Knowledge is of two kinds: first, "knowledge original," derived from direct impressions of external things by sensation; second, remembrance of the former, or knowledge of words or of the truth of propositions. He lays immense stress on language; understanding is only the faculty of perceiving the relation between words and things; and errors in reasoning arise only from defective definitions and the wrong employment of names. Yet Hobbes wrote the weighty aphorism: "Words are wise men's counters; they do but reckon by them; but they are the money of fools." His ethics follow necessarily from his metaphysics. Good and evil have no absolute character, but mean simply personal pleasure or pain, and the highest motives of life must be to attain the one and avoid the other. Moreover, as man does not determine for himself the conditions of pleasure and pain, he is absolutely subject to circumstances and the creature of necessity. Hence results the political theory of Hobbes. Nature gives to every man the right to seek his own happiness, the highest end of being, at whatever expense to his fellow men. The state of nature, therefore, is a state of warfare among men, each seeking to advance only his own interests, and being therefore in hostile collision with every other.
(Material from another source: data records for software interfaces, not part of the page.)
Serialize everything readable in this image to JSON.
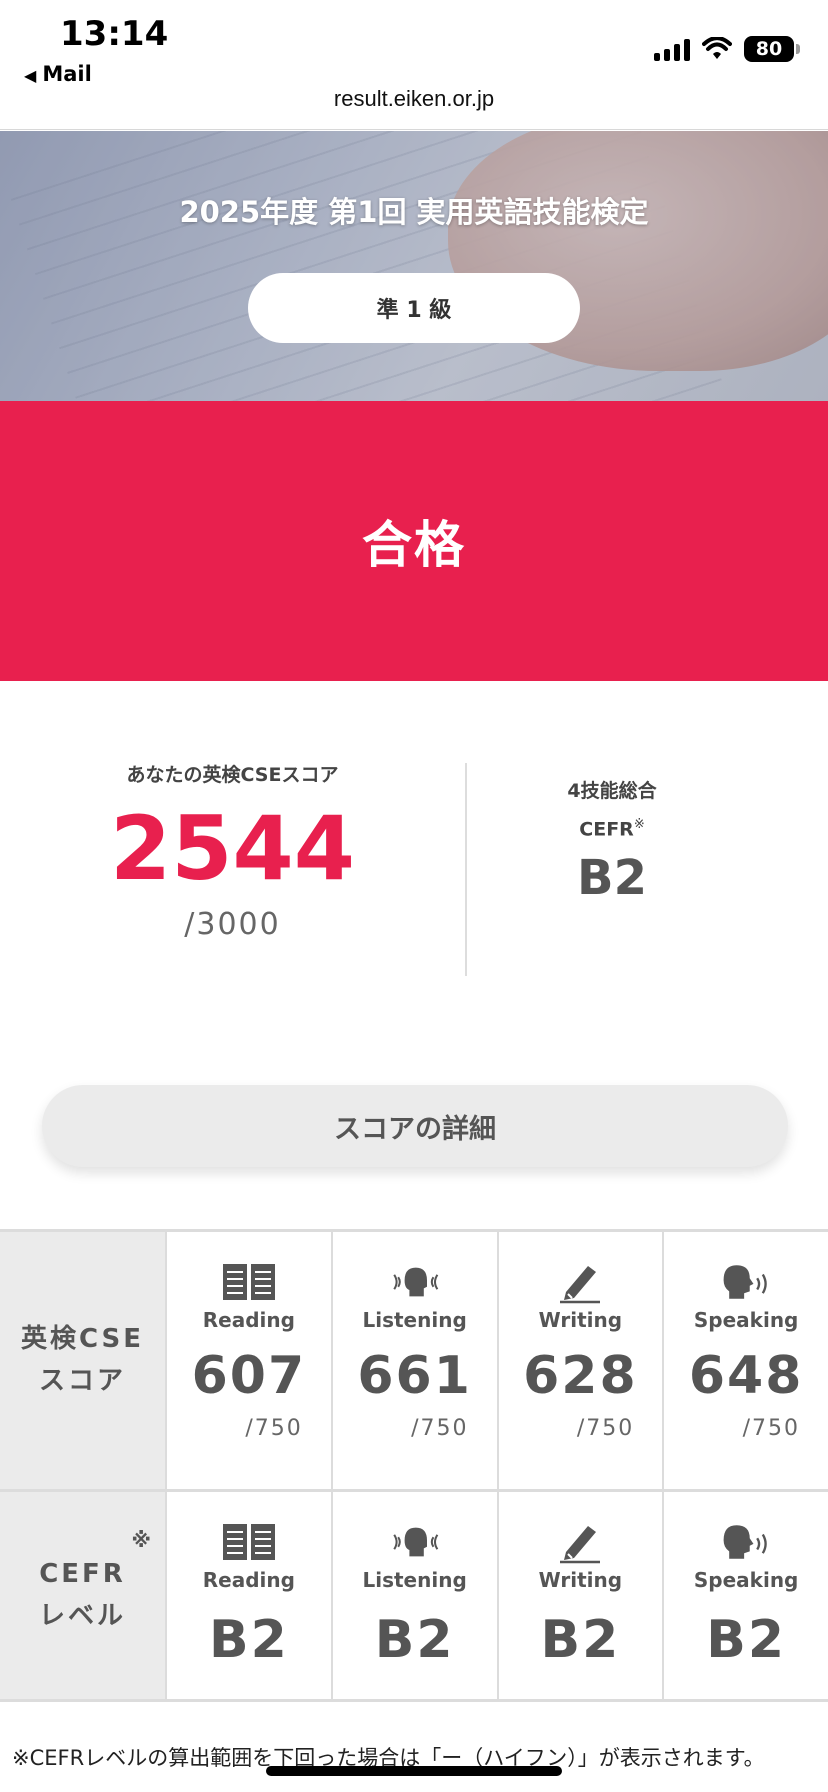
{
  "status_bar": {
    "time": "13:14",
    "back_label": "Mail",
    "battery": "80",
    "url": "result.eiken.or.jp"
  },
  "hero": {
    "title": "2025年度 第1回 実用英語技能検定",
    "grade": "準 1 級"
  },
  "result": {
    "label": "合格",
    "color": "#e8204e"
  },
  "score": {
    "label": "あなたの英検CSEスコア",
    "value": "2544",
    "max": "/3000"
  },
  "cefr_overall": {
    "title": "4技能総合",
    "label": "CEFR",
    "mark": "※",
    "value": "B2"
  },
  "detail_button": "スコアの詳細",
  "table": {
    "cse_header": [
      "英検CSE",
      "スコア"
    ],
    "cefr_header": [
      "CEFR",
      "レベル"
    ],
    "cefr_mark": "※",
    "skills": [
      {
        "name": "Reading",
        "icon": "book-icon",
        "score": "607",
        "max": "/750",
        "cefr": "B2"
      },
      {
        "name": "Listening",
        "icon": "listening-head-icon",
        "score": "661",
        "max": "/750",
        "cefr": "B2"
      },
      {
        "name": "Writing",
        "icon": "pencil-icon",
        "score": "628",
        "max": "/750",
        "cefr": "B2"
      },
      {
        "name": "Speaking",
        "icon": "speaking-head-icon",
        "score": "648",
        "max": "/750",
        "cefr": "B2"
      }
    ]
  },
  "note": "※CEFRレベルの算出範囲を下回った場合は「ー（ハイフン）」が表示されます。"
}
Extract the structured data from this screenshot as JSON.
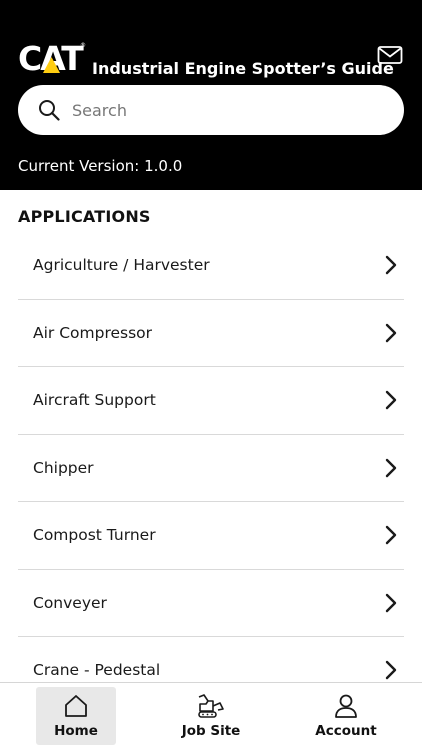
{
  "header": {
    "logo_text": "CAT",
    "title": "Industrial Engine Spotter’s Guide",
    "version_text": "Current Version: 1.0.0",
    "mail_icon": "mail-icon"
  },
  "search": {
    "placeholder": "Search",
    "value": "",
    "icon": "search-icon"
  },
  "section": {
    "title": "APPLICATIONS"
  },
  "applications": [
    {
      "label": "Agriculture / Harvester"
    },
    {
      "label": "Air Compressor"
    },
    {
      "label": "Aircraft Support"
    },
    {
      "label": "Chipper"
    },
    {
      "label": "Compost Turner"
    },
    {
      "label": "Conveyer"
    },
    {
      "label": "Crane - Pedestal"
    }
  ],
  "bottom_nav": {
    "items": [
      {
        "label": "Home",
        "icon": "home-icon",
        "active": true
      },
      {
        "label": "Job Site",
        "icon": "excavator-icon",
        "active": false
      },
      {
        "label": "Account",
        "icon": "person-icon",
        "active": false
      }
    ]
  },
  "colors": {
    "header_bg": "#000000",
    "logo_yellow": "#FFCD11",
    "active_nav_bg": "#e8e8e8",
    "divider": "#d9d9d9"
  }
}
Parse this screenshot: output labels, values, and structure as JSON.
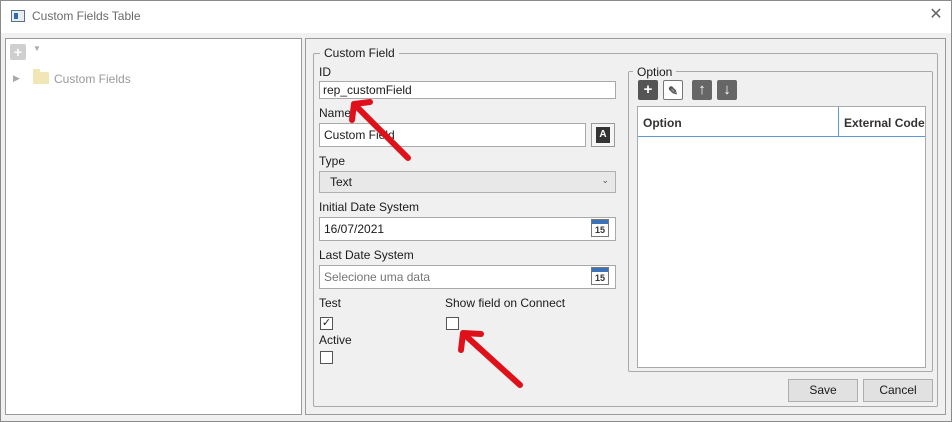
{
  "window": {
    "title": "Custom Fields Table"
  },
  "tree": {
    "root_label": "Custom Fields"
  },
  "custom_field": {
    "group_title": "Custom Field",
    "id_label": "ID",
    "id_value": "rep_customField",
    "name_label": "Name",
    "name_value": "Custom Field",
    "type_label": "Type",
    "type_value": "Text",
    "initial_date_label": "Initial Date System",
    "initial_date_value": "16/07/2021",
    "last_date_label": "Last Date System",
    "last_date_placeholder": "Selecione uma data",
    "calendar_day": "15",
    "test_label": "Test",
    "test_checked": true,
    "show_on_connect_label": "Show field on Connect",
    "show_on_connect_checked": false,
    "active_label": "Active",
    "active_checked": false
  },
  "option": {
    "group_title": "Option",
    "columns": [
      "Option",
      "External Code"
    ]
  },
  "buttons": {
    "save": "Save",
    "cancel": "Cancel"
  },
  "colors": {
    "annotation_arrow": "#e0101a",
    "calendar_accent": "#3a73b8"
  }
}
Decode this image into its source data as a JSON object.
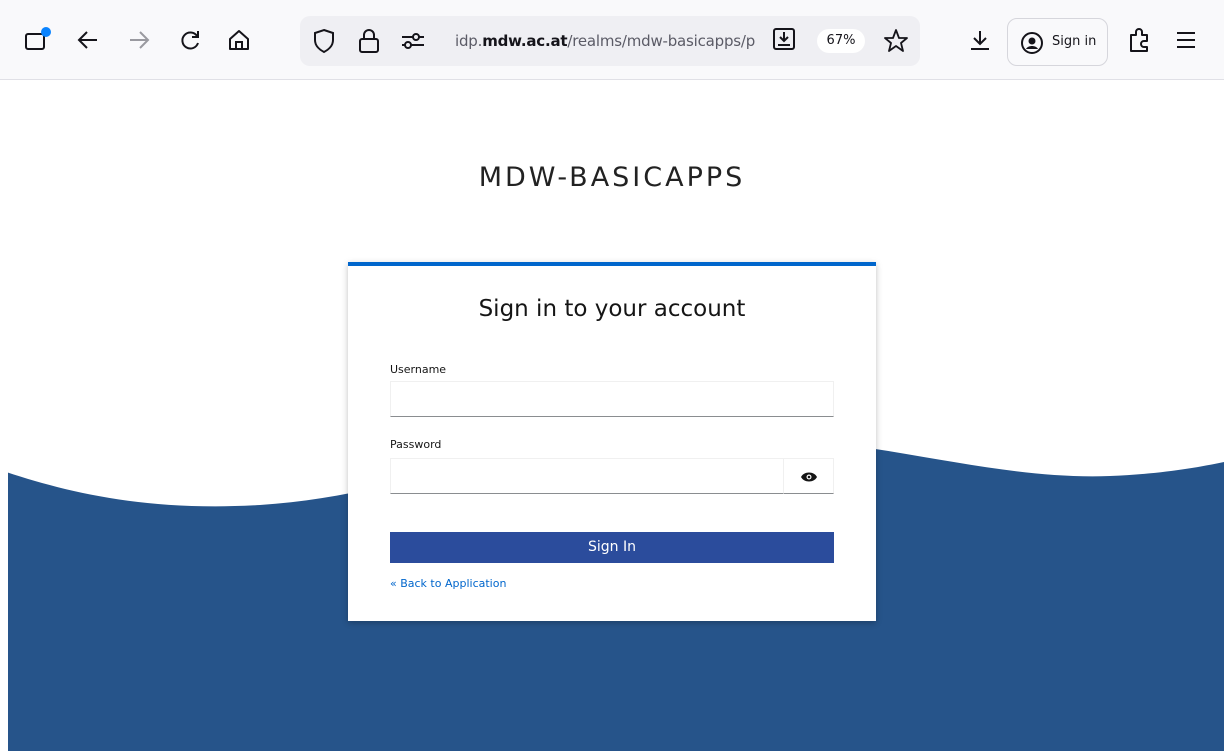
{
  "browser": {
    "url_host": "idp.",
    "url_domain": "mdw.ac.at",
    "url_path": "/realms/mdw-basicapps/prot",
    "zoom_level": "67%",
    "signin_label": "Sign in"
  },
  "page": {
    "realm_title": "MDW-BASICAPPS",
    "card_title": "Sign in to your account",
    "username_label": "Username",
    "username_value": "",
    "password_label": "Password",
    "password_value": "",
    "submit_label": "Sign In",
    "back_link": "« Back to Application"
  },
  "colors": {
    "accent": "#0066cc",
    "button": "#2b4c9c",
    "wave": "#26548a"
  }
}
Experience, however, proves a state of universal warfare to be one of universal suffering, and reason therefore dictates the institution of government and other social institutions to be the antagonist of man's natural selfishness. The state should be sufficiently mighty to coerce the will of the individual, and its perfect form is an absolute monarchy, to which should be given supreme control over everything connected with law, morals, and religion. In respect of style Hobbes is one of the best English authors. The most complete edition of his English and Latin works is that prepared by Sir William Molesworth (10 vols., London, 1839-'45).